Abu Dhabi: Oil price stabilisation is going to be one of the major challenges facing the oil and gas industry in 2015 as the oil price continues to decline due to high production and weak global demand. The price has dropped by more than 45 per cent since June this year.
Analysts have said the drop in oil prices will push Gulf countries to come to an agreement to reduce output sooner or later. “In 2015, we will see the oil price beginning to stabilise and barring any major economic disruption to the global economy or of the East Asian nations, gradually creep upward again,” said Justin Dargin, Global Energy Expert at the University of Oxford.
For most Middle East and North Africa (Mena), the break even price needed to maintain economic solvency has nearly tripled over the past decade due to demographic increases and a surge in infrastructure investment, he said. “As a result, many of the Gulf countries simply will not be able to bear an oil price decline as they were able to with the previous ones.”
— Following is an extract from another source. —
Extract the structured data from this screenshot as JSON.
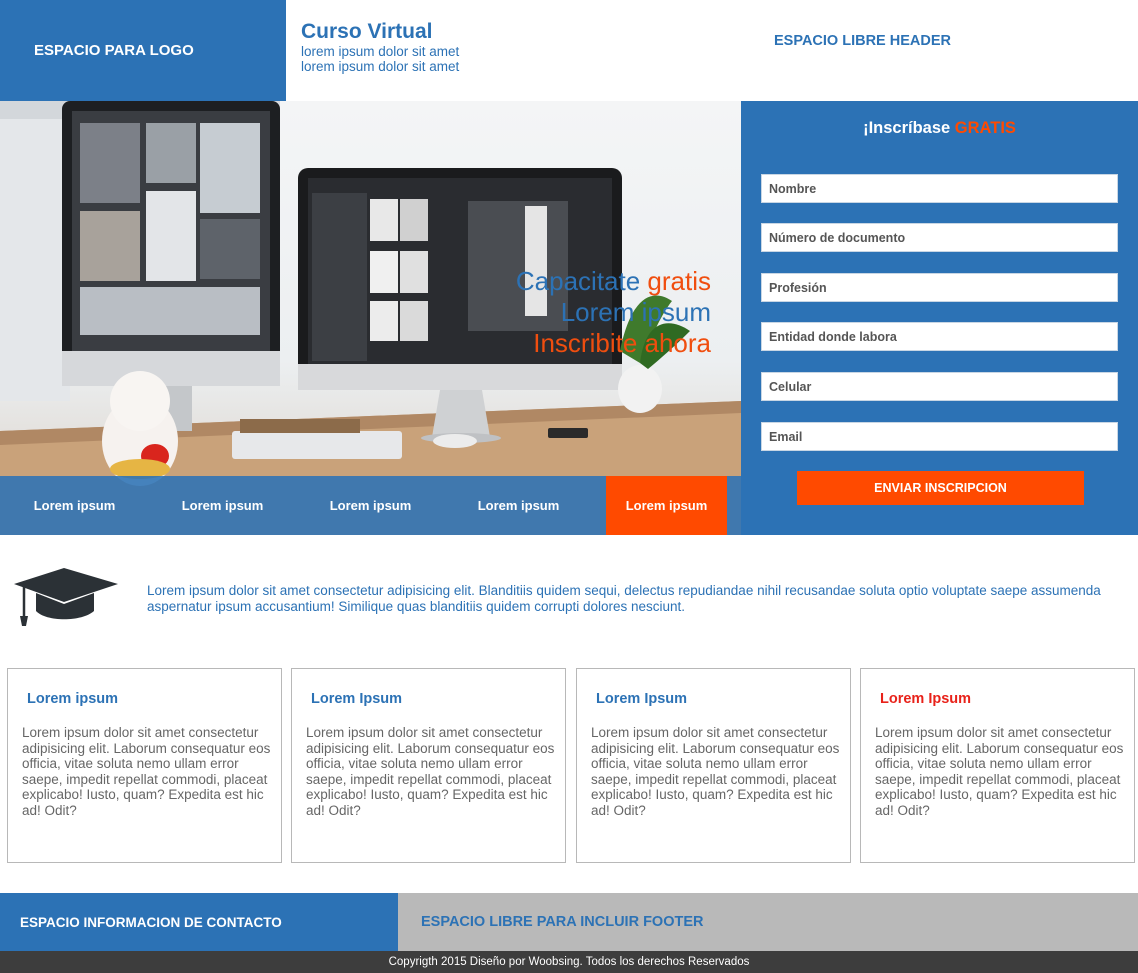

He, however, was of the opinion that shale oil production from the US as well as Iraqi and Iranian production will exert continued downward pressure. “We will likely see Iran emerge from its isolation and rejoin the international community. And with that, oil majors will reinvest in Iran which will have a positive impact on its production.”
Mark V Stys, chief investment officer at investment advisory firm WS Wealth Management, expects the global trade to remain flat in the first half of 2015. “This will have a negative impact on capital spending and deficits for countries that depend on oil export for revenue,” he said.
The economies of the Arab Gulf oil producers and also Iran’s and Russia’s, which amount to around 6 per cent of the global GDP (gross domestic product), could be hurt by the low oil prices. Investments in the Arab region are likely to decrease. Saudi Arabia’s investment is projected to fall to $127 billion (Dh466 billion) in the coming years.
Iran, Bahrain and Oman are likely to experience budgetary difficulties as oil income gets reduced. Social unrest in some countries is also not ruled out.
Mamdouh G Salameh, an oil economist and a consultant to the World Bank in Washington, said one of the main challenges confronting the global oil and gas industry would be the curtailment of investment.
He said that seven major oil companies in the world need a price of $125 to $135 a barrel to balance their books. “As a result of declining oil prices, the oil majors have already started to sell some of their production assets and to reduce their future investments which will translate in two years time into a smaller share in the global oil production. This will be reflected in steeper oil prices in the future,” he explained.
If oil prices continue at $60 a barrel for a year, Saudi Arabia will lose an estimated $100 billion to $150 billion, Salameh said. He added that the Organisation of the Petroleum Exporting Countries (Opec) should call an “emergency meeting” soon to agree to cut production to defend the oil price.
In 2015, there could be comprehensive subsidy reforms across Mena. Many countries such as Egypt, Kuwait, Jordan and the UAE undertook some steps to reform the subsidisation framework this year. It is likely to accelerate in 2015. “Most of the energy-rich Mena countries have come to the realisation that energy subsidisation is no longer viable due to budgetary strains, demand increases and the fact that it mitigates investment in new gasfields,” Dargin said.
Investments in shale gas reservoirs are predicted to go up next year both in the Arab world and China. The US is likely to witness an increase in the cost of production due to regulatory framework. There is a likelihood of joint ventures between Gulf energy companies and domestic US shale gas producers as Gulf countries attempt to acquire shale gas technology and perhaps begin to import North American shale gas to their countries to offset rising domestic gas demand.
There might be mergers and acquisitions in the oil and gasfield in the coming year. Halliburton, for instance, recently bought Baker Hughes for about $35 billion in cash and stock, creating an oilfield services giant.